Then $\psi: S \to T'$ is an injection, and does not depend on the particular element $a$ chosen.

### Quotient Mapping is Monomorphism

The mapping $\psi: S \to T'$ is a monomorphism.

### Image of Quotient Mapping is Subsemigroup

Let $S'$ be the image $\psi \left({S}\right)$ of $S$.

Then $\left({S', \oplus'}\right)$ is a subsemigroup of $\left({T', \oplus'}\right)$.

### Quotient Mapping to Image is Isomorphism

Let $S'$ be the image $\psi \left({S}\right)$ of $S$.

Then $\psi$ is an isomorphism from $S$ onto $S'$.

### Image of Cancellable Elements in Quotient Mapping

The set $C'$ of cancellable elements of the semigroup $S'$ is $\psi \left[{C}\right]$.

## Properties of Quotient Structure

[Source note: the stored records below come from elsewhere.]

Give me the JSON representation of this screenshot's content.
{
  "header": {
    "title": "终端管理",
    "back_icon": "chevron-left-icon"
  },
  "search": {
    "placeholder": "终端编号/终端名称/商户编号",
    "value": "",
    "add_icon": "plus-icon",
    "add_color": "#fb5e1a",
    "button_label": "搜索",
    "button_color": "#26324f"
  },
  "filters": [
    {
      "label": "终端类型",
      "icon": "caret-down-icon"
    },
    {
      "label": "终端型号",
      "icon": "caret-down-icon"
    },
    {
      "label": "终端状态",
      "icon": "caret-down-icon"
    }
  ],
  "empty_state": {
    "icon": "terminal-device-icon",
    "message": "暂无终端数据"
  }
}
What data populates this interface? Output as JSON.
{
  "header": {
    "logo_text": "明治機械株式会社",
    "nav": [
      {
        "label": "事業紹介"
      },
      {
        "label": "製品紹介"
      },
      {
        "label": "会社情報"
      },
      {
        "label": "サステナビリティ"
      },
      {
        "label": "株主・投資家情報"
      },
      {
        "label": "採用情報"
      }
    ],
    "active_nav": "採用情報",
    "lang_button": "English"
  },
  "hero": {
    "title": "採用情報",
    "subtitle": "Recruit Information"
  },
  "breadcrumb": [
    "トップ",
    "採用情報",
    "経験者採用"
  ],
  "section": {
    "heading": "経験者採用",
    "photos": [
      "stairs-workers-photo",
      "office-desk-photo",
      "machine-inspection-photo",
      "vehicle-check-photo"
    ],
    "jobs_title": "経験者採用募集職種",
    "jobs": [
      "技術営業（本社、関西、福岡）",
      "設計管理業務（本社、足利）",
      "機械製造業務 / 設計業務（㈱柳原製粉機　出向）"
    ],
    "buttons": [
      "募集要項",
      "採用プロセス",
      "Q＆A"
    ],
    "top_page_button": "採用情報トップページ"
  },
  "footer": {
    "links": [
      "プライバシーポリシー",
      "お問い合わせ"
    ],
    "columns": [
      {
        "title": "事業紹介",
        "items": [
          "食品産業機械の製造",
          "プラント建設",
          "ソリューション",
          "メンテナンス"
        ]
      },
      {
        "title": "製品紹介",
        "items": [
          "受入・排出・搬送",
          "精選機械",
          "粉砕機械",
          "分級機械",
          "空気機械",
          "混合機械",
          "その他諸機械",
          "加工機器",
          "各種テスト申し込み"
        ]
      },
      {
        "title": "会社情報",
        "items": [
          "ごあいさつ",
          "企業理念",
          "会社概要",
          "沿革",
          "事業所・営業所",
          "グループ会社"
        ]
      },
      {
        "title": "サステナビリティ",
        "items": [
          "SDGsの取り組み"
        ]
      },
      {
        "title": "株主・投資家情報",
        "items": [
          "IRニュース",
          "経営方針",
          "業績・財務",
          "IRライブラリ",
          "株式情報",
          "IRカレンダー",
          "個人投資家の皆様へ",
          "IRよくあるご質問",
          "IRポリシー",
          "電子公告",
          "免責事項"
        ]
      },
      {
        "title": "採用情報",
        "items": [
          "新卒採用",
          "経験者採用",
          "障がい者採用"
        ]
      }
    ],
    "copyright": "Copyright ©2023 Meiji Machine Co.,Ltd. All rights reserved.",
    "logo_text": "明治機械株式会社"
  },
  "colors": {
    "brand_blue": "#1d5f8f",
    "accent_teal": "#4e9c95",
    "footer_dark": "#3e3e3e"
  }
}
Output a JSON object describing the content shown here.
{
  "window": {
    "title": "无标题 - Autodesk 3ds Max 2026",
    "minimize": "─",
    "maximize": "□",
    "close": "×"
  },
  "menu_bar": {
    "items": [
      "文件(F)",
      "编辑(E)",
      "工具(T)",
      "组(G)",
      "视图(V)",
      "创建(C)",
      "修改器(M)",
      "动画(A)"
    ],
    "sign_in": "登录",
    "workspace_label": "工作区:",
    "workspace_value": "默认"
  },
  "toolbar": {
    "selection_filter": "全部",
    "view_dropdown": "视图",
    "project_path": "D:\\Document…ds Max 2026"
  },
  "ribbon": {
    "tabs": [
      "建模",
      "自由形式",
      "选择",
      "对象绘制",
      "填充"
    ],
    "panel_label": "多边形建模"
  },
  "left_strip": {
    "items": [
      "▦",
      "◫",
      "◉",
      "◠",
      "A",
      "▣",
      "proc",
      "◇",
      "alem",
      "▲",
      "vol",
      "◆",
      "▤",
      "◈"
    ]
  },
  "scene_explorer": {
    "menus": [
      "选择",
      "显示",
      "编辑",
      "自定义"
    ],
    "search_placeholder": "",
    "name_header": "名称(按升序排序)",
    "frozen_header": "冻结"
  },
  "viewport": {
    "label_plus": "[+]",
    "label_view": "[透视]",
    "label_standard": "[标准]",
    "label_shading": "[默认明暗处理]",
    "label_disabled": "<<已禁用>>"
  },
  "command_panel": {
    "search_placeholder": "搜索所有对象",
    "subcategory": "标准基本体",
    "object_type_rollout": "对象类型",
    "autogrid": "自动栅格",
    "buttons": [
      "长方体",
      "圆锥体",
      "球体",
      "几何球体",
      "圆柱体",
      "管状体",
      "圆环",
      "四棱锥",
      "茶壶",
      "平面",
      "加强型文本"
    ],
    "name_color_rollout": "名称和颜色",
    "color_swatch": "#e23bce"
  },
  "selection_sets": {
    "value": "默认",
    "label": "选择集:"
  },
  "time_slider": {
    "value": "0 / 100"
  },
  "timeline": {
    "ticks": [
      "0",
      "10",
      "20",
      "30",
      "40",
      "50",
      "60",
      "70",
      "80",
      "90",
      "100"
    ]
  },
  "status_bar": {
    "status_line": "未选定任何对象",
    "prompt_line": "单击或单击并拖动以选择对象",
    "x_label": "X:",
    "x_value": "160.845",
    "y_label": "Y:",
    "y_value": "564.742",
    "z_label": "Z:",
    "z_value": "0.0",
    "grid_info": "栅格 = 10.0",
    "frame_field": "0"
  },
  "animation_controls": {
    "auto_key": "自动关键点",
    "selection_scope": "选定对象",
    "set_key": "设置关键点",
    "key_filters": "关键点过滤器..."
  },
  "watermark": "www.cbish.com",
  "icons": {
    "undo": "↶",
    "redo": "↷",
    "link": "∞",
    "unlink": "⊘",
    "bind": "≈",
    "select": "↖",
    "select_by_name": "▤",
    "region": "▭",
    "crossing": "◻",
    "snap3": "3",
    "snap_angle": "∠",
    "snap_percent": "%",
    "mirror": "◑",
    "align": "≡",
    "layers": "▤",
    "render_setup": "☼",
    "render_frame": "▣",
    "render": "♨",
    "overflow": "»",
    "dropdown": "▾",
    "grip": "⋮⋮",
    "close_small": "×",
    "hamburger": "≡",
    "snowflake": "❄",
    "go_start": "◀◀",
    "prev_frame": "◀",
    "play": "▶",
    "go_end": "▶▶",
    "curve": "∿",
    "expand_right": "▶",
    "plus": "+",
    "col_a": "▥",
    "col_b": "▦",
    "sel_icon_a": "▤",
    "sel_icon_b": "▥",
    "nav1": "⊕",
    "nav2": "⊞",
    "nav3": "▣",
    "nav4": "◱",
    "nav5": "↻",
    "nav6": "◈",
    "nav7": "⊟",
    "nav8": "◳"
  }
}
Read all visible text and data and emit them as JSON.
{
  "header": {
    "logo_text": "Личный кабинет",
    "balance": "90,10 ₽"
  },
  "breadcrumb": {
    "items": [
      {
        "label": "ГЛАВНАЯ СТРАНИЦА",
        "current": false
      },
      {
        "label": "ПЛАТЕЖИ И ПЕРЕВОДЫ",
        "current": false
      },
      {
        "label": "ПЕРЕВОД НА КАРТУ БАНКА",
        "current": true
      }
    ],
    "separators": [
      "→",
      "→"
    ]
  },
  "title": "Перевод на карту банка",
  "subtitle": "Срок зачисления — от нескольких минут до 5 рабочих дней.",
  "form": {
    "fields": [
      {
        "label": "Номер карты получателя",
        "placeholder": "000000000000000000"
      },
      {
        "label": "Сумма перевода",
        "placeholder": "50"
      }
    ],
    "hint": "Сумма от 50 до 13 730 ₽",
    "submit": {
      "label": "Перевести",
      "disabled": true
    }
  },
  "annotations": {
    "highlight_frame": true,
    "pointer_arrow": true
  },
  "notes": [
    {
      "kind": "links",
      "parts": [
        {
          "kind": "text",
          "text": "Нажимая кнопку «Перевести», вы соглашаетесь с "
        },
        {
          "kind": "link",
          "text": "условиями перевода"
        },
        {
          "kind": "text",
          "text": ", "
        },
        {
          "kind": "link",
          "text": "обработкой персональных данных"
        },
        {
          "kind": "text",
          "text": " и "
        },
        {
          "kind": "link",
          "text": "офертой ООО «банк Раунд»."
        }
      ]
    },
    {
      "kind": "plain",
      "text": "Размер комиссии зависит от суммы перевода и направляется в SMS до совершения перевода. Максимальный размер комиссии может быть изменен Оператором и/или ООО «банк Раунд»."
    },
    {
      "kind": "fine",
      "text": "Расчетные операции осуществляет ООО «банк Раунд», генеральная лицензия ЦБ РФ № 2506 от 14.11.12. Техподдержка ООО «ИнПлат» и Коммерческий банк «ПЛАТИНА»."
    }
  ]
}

### Identity of Quotient Structure

Let $c \in C$ be arbitrary.

Then:

- $\eqclass {\tuple {c, c} } \boxtimes$

is the identity of $T'$.

### Invertible Elements in Quotient Structure

Every cancellable element of $S'$ is invertible in $T'$.

### Generator for Quotient Structure

$T' = S' \cup \left({C'}\right)^{-1}$ is a generator for the semigroup $T'$.

### Quotient Structure is Inverse Completion

$T'$ is an inverse completion of its subsemigroup $S'$.

## Notes

Elements of $T'$ are equivalence classes of ordered pairs $\left({x, y}\right)$ where $x \in S, y \in C$.

Each of the elements of $\left[\!\left[{\left({x, y}\right)}\right]\!\right]_\boxtimes$ are such that $x \circ y^{-1}$ have the same value, where $y^{-1} \in C^{-1}$.

Hence is it a natural progression to define an operation $\odot$, say, such that:

- $x \odot y \equiv x \circ y^{-1}$

In the context of the integers, this operation is **minus**, hence:

- $x - y \equiv x + \left({-y}\right)$

In the context of the rational numbers, this operation is **division**, hence:

- $\dfrac x y \equiv x \times y^{-1}$

Each element of $S$, and hence in $C$, is identified (via the isomorphism $\psi$) with one of these equivalence classes.

If $S$ is a monoid, then it has an identity $e_S$, say, which is in $C$.

Hence:

- $\forall x \in C: \psi \left({x}\right) = \left[\!\left[{\left({x, e_S}\right)}\right]\!\right]_\boxtimes$

In particular:

- $\psi \left({e_S}\right) = \left[\!\left[{\left({e_S, e_S}\right)}\right]\!\right]_\boxtimes$

## Sources

- 1965: Seth Warner:
*Modern Algebra*... (previous) ... (next): $\S 20$